-- Directions for this task --
Look for "source" in each line of the records, and copy the lines that have it.
+--
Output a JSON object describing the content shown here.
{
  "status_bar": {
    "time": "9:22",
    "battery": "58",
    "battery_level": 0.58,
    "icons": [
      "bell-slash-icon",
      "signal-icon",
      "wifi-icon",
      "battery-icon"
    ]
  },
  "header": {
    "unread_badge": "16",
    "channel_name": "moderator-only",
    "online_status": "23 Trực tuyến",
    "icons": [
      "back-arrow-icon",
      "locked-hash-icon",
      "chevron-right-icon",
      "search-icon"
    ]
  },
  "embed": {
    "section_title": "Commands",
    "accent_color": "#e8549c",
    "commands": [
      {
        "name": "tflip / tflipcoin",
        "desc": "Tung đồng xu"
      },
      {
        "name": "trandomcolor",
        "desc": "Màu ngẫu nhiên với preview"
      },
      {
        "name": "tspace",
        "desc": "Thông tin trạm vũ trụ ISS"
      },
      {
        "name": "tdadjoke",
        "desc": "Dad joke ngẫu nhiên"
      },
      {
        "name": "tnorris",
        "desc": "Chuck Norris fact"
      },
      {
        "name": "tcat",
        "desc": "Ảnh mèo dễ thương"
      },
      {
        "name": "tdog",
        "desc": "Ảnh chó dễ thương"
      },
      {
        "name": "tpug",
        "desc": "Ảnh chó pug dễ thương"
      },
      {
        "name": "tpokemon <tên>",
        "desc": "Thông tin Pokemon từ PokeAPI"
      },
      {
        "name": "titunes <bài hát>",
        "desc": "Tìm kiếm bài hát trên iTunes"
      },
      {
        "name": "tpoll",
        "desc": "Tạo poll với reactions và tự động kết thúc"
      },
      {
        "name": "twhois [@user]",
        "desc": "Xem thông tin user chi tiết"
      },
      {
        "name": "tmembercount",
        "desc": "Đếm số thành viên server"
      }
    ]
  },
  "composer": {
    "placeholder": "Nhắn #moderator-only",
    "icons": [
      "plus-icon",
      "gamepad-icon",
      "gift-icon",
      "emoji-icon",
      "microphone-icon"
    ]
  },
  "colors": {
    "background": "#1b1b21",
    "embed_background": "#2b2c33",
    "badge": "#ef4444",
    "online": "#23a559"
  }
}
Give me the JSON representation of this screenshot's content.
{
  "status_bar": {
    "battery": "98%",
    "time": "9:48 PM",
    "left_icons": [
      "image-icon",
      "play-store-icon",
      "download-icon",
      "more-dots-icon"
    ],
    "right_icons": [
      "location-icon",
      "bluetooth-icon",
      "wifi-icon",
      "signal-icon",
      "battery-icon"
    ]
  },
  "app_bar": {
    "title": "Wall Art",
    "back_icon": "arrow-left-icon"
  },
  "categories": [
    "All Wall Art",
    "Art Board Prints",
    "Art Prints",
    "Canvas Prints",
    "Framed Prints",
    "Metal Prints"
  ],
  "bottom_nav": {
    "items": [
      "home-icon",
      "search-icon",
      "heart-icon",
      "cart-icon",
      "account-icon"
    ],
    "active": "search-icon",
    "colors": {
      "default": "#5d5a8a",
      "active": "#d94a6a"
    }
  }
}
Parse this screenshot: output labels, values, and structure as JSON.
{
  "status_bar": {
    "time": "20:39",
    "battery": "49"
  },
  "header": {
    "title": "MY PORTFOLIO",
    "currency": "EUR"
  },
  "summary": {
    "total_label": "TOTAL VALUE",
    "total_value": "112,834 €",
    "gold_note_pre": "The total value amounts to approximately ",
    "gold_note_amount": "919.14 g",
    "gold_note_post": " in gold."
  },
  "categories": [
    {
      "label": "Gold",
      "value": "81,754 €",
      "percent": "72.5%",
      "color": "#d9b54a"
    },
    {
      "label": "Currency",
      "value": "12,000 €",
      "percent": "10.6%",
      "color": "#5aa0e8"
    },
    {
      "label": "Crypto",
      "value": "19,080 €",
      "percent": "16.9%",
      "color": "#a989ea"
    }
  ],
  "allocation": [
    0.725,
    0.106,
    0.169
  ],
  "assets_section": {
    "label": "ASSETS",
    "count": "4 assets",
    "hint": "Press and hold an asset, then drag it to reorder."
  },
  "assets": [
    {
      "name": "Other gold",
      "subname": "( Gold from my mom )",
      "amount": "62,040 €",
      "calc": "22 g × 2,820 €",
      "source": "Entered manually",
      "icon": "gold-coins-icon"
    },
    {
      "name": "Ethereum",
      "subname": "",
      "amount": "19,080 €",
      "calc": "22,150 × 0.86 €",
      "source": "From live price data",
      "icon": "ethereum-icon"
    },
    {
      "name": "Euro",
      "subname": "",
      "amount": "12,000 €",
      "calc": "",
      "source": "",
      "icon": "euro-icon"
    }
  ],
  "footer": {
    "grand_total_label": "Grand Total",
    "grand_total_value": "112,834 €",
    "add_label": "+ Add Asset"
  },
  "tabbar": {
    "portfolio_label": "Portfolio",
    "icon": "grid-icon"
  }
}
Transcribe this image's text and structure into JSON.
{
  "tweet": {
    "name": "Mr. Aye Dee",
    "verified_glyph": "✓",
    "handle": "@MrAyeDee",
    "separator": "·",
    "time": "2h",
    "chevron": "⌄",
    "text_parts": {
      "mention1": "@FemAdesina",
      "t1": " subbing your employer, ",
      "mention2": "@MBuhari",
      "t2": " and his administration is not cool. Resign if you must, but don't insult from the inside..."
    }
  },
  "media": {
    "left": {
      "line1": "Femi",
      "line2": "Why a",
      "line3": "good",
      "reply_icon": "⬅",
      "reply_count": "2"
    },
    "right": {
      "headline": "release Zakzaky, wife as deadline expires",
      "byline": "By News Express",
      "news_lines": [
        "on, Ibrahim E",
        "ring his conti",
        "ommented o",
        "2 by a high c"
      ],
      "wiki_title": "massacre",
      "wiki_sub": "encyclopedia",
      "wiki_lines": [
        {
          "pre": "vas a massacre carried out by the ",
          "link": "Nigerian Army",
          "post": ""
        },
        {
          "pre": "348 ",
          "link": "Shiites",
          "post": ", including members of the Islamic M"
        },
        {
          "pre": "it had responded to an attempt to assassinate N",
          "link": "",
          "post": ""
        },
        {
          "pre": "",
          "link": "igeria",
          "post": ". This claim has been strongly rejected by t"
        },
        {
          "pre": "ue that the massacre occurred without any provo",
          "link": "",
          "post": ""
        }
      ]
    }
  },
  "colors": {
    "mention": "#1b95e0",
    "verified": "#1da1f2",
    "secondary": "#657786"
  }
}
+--
-- Exercise answer --
      "source": "Entered manually",
      "source": "From live price data",
      "source": "",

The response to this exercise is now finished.